Conservation of red squirrels in Tayside

Saving Scotland’s red squirrel was the focus of the latest Probus Club meeting which was chaired by Bob Berrie.

After dealing with club business Bob introduced the speaker Ken Neill, a wildlife officer who is employed by the Scottish Wildlife Trust on a five-year project with a specific remit for red squirrel conservation in the Tayside area, until 2014.

It is estimated that there are around 160,000 red squirrels in the UK, 75 per cent of these (121,000) are found in Scotland, and they are considered an endangered species.

While red squirrels fall prey to other wildlife by far the greatest danger to their continued existence is the appearance of grey squirrel to many areas in Scotland, with perhaps the exception of Highland Region.

The American Grey squirrels were first released into Scotland at Helensburgh in 1891, Edinburgh in the 1890’s and Pittencrieff in 1920.

The explosion in the grey squirrel population has resulted in large reductions in the indigenous species numbers as grey squirrels, being larger animals, consumed more food than the red squirrel and there’s not enough food to go around.

Ken pointed out that it is a misconception that the grey squirrels are the more aggressive of the two species and has indeed witnessed the very opposite behaviour.

The diet of both consists of pine cone seeds, hazelnuts, fungus, tree flowers and Ken again dispelled the commonly held belief - squirrels don’t hibernate in the winter.

Both the grey and red squirrels live about six years, but a few, the speaker said, have reached “bus pass age”. Another interesting fact that he highlighted was that the red squirrels actually moult, with the hair thinning in summer.

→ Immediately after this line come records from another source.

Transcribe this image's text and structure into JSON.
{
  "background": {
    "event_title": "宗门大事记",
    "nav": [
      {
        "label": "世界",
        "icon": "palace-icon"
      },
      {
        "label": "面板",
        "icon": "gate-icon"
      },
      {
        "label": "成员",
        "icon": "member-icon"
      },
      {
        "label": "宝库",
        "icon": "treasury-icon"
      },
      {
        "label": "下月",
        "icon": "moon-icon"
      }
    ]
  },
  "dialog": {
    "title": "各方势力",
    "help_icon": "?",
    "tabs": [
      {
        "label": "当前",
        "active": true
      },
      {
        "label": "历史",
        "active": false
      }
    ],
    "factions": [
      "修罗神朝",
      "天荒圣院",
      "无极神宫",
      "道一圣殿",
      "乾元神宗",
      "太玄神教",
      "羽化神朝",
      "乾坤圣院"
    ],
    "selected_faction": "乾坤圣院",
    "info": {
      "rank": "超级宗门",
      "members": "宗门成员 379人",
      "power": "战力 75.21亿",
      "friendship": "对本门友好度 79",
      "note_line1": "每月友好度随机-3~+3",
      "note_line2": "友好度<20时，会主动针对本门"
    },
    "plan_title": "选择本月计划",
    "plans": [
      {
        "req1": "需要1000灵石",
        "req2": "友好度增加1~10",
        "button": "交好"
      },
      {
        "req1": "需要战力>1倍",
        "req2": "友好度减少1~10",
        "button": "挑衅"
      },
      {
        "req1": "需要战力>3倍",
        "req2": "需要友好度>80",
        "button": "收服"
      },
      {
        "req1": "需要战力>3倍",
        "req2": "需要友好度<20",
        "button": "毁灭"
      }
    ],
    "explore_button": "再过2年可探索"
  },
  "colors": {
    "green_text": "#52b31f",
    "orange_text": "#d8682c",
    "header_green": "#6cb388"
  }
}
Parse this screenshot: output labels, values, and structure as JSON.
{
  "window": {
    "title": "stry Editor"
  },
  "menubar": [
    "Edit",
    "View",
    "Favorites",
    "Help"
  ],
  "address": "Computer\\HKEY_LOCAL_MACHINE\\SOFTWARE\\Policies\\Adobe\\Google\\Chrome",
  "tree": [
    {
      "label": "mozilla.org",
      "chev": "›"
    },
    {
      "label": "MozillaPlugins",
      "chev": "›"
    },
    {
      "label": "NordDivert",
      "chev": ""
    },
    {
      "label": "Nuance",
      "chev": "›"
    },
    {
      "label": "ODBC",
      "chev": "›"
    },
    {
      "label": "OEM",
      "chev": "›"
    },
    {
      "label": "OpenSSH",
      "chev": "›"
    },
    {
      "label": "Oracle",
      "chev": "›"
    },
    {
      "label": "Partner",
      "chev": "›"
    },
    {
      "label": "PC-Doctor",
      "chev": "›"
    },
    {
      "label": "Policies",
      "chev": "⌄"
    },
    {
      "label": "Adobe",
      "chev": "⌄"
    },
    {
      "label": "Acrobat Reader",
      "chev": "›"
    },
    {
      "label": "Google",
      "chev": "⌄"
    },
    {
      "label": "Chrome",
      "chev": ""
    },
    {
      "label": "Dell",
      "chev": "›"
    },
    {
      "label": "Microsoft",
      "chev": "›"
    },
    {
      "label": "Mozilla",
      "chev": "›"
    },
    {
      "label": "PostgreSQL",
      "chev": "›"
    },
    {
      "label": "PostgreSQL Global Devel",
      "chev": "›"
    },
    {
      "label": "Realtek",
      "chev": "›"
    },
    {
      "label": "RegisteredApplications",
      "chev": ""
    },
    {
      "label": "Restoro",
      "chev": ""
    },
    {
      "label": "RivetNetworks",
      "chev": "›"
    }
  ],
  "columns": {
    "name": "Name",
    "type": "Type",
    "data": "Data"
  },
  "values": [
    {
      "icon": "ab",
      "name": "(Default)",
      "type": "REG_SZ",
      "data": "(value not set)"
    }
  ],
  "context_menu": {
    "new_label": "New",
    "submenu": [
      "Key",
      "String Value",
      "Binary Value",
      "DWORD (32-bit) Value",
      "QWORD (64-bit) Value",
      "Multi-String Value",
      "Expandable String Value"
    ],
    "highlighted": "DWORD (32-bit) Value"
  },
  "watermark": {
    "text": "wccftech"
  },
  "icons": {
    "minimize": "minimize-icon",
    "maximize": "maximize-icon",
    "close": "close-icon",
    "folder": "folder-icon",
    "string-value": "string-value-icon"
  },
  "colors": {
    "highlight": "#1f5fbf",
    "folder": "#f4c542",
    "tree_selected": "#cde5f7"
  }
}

Other threats to the red squirrel are caused by deforrestation, building developments which reduce their habitat and, of course, road traffic accidents.

The strategies employed to reduce the population of the grey squirrels was outlined, and most of these methods have, it seems, been effective.

The slide presentation showed the incidence of the squirrelpox virus. While greys have built up immunity very few reds fight off the infection.

Finally Ken asked his audience to report sightings of grey squirrels in the area as quickly as possible.

Iain Rae gave the vote of thanks.